It should not surprise anyone that a film from Jean-Luc Godard will invariably attract the usual assortment of Post-Modernist, ethically and politically retarded, anti-Western afficionados. Some of that can be seen in the reviews for this film, both on this page and throughout the Internet. The truth however, is that while Godard was a borderline socialist and critical of the supposed decadence of "America", he was more of a heroic individualist than anything else and his pre-1970 films all demonstrate this fact.
Alphavile is without a doubt, his greatest achievement and it is a work that speaks of an artistic sensibility all but lost in the France of today, which is overun with rampant anti-intellectualism and a worship of un-reason.

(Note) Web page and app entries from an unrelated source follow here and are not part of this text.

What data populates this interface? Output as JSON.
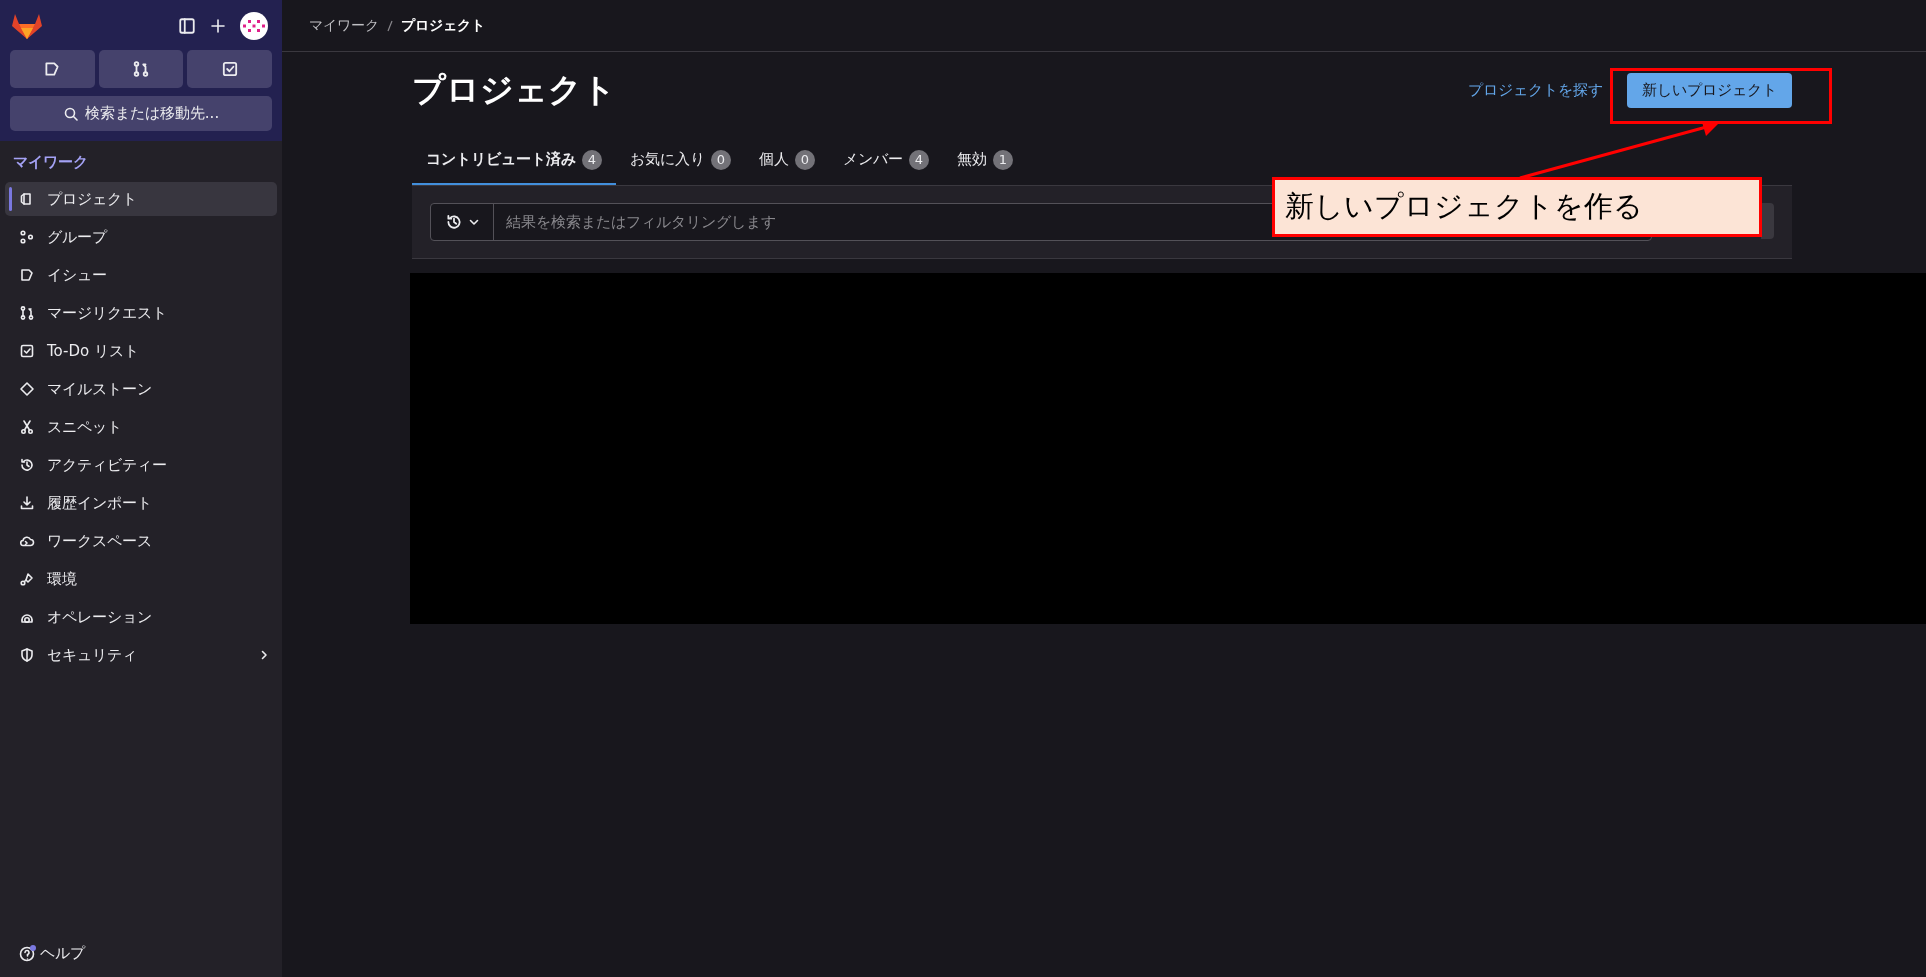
{
  "sidebar": {
    "search": {
      "label": "検索または移動先..."
    },
    "section_title": "マイワーク",
    "items": [
      {
        "label": "プロジェクト",
        "selected": true
      },
      {
        "label": "グループ",
        "selected": false
      },
      {
        "label": "イシュー",
        "selected": false
      },
      {
        "label": "マージリクエスト",
        "selected": false
      },
      {
        "label": "To-Do リスト",
        "selected": false
      },
      {
        "label": "マイルストーン",
        "selected": false
      },
      {
        "label": "スニペット",
        "selected": false
      },
      {
        "label": "アクティビティー",
        "selected": false
      },
      {
        "label": "履歴インポート",
        "selected": false
      },
      {
        "label": "ワークスペース",
        "selected": false
      },
      {
        "label": "環境",
        "selected": false
      },
      {
        "label": "オペレーション",
        "selected": false
      },
      {
        "label": "セキュリティ",
        "selected": false,
        "expandable": true
      }
    ],
    "help": "ヘルプ"
  },
  "breadcrumb": [
    "マイワーク",
    "プロジェクト"
  ],
  "page_title": "プロジェクト",
  "explore_link": "プロジェクトを探す",
  "new_button": "新しいプロジェクト",
  "tabs": [
    {
      "label": "コントリビュート済み",
      "count": "4",
      "selected": true
    },
    {
      "label": "お気に入り",
      "count": "0",
      "selected": false
    },
    {
      "label": "個人",
      "count": "0",
      "selected": false
    },
    {
      "label": "メンバー",
      "count": "4",
      "selected": false
    },
    {
      "label": "無効",
      "count": "1",
      "selected": false
    }
  ],
  "filter": {
    "placeholder": "結果を検索またはフィルタリングします"
  },
  "callout": {
    "text": "新しいプロジェクトを作る"
  }
}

Godard takes the Bogart-like "Lemmy Caution" character out of his former slew of 40/50's French spy thrillers and puts the very same character into a future where a technocratic dictatorship exists. In doing so, the very best idealism of American pulp-fiction is given back its soul by a French director, Godard, who truly was interested in the world of ideas.

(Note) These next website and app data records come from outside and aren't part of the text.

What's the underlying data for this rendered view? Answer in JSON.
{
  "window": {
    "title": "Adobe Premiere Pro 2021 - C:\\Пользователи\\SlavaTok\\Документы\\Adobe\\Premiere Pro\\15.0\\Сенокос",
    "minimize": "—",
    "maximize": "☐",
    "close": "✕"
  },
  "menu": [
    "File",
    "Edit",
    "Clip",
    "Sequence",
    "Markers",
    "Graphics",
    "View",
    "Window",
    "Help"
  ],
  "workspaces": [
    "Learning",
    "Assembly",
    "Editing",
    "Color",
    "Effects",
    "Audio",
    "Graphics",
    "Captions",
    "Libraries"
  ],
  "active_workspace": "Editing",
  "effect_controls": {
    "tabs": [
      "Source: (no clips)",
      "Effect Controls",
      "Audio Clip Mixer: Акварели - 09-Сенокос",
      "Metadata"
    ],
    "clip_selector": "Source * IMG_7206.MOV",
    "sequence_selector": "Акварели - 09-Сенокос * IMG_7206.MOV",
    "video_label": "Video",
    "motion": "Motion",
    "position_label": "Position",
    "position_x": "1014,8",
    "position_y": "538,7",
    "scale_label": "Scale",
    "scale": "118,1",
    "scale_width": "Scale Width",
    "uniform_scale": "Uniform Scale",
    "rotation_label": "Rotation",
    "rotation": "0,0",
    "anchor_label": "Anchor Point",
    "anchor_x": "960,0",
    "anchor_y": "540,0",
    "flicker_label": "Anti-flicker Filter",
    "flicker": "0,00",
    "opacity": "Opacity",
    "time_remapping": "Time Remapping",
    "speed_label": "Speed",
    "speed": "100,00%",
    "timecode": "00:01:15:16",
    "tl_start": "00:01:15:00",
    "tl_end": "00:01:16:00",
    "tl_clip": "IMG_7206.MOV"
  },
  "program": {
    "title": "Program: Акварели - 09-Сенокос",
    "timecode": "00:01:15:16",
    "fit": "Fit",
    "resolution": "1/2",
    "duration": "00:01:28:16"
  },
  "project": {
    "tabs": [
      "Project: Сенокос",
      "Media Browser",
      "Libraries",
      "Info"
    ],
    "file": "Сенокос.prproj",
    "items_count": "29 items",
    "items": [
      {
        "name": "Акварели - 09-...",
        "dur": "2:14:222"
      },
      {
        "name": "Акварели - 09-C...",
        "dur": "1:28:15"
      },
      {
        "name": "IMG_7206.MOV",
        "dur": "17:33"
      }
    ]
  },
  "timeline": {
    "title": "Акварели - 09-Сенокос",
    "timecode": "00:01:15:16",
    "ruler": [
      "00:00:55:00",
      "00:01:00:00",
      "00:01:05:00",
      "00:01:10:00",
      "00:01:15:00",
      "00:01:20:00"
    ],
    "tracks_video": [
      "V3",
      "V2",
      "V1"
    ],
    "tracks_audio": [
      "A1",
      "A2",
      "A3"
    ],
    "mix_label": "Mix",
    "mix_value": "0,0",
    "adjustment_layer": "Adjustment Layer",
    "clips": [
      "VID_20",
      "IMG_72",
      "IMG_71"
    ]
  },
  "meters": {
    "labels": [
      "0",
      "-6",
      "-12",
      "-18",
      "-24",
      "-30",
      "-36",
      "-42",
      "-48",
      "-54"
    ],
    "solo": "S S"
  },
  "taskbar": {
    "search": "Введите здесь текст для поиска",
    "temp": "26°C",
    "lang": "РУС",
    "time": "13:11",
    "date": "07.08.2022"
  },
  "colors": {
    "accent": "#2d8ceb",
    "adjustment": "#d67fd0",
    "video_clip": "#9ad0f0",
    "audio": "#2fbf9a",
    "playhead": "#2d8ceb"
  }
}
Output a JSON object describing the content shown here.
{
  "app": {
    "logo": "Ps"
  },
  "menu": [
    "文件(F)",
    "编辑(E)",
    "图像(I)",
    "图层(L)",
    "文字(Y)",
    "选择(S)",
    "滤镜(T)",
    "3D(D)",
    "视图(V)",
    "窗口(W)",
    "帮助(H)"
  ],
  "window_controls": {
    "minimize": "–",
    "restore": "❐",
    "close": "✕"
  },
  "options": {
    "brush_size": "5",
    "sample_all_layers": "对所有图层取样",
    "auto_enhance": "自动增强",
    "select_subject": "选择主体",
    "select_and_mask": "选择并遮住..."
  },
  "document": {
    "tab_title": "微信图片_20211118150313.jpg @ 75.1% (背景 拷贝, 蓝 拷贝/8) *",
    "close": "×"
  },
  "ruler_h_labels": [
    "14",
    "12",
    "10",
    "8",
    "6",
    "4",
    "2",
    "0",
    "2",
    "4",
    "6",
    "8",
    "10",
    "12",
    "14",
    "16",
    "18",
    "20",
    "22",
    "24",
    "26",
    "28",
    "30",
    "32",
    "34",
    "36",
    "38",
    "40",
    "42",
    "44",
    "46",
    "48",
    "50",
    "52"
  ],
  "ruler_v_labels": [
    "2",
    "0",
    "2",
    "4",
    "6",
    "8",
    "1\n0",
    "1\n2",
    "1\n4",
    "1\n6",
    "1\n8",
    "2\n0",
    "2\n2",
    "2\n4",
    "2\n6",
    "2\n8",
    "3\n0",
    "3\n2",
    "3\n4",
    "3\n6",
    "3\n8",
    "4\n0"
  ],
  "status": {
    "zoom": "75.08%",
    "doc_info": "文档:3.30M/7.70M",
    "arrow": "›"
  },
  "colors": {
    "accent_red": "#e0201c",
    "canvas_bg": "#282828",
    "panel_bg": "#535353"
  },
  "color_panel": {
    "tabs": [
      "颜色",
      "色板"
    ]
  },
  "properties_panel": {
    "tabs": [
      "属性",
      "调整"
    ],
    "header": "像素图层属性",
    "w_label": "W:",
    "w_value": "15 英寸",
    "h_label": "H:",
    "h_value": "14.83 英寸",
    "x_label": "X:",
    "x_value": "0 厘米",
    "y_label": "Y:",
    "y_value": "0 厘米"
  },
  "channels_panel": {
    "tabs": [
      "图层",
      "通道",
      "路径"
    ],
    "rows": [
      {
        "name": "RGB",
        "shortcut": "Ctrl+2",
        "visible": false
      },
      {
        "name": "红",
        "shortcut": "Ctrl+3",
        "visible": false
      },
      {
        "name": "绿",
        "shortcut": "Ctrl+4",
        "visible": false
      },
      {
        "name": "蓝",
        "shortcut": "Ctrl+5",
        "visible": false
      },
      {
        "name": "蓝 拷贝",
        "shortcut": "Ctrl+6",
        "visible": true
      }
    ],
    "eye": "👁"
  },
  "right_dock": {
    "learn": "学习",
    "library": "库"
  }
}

This film not only shows why a totalitarian state must be destroyed, it also demonstrates some key philosophical concepts in the process. Through Godard, we learn that it is language that first must be assaulted before one can enslave man, then mathematics, then history and finally, the human mind itself. We can see parallels to this line of thinking through the world today and yet, how ironic that it is today's France that probably best embodies Godard's nightmare come to life (for a Western democracy of course).
The cinematography of Alphaville is superb, as is the musical score by Paul Misraki which is one of the finest I have experienced, for it reaches its crescendo with the most important line in the film, almost as an answer to a question. The theme of Alphaville is simple enough - the Individual against the State, but the soul of Alphaville reaches higher to a level where Man is sanctified against all intrusions on his life, liberty and happiness.
Anna Karina plays the part of the Ideal Woman still capable of feeling and understanding the value of love and that immortal word that may still one day save humanity - "I". It is a rare thing to find a work of art that speaks so eloquently to the sublime beauty of Man, Humanity and Individualism. Godard does this and more in Alphaville and for that, he should go down in history as one of Europe's finest artists.
Note - One would need to watch this film about 3 times to completely grasp every important nuance. Also, Anthem and 1984 are good reads along the same vain.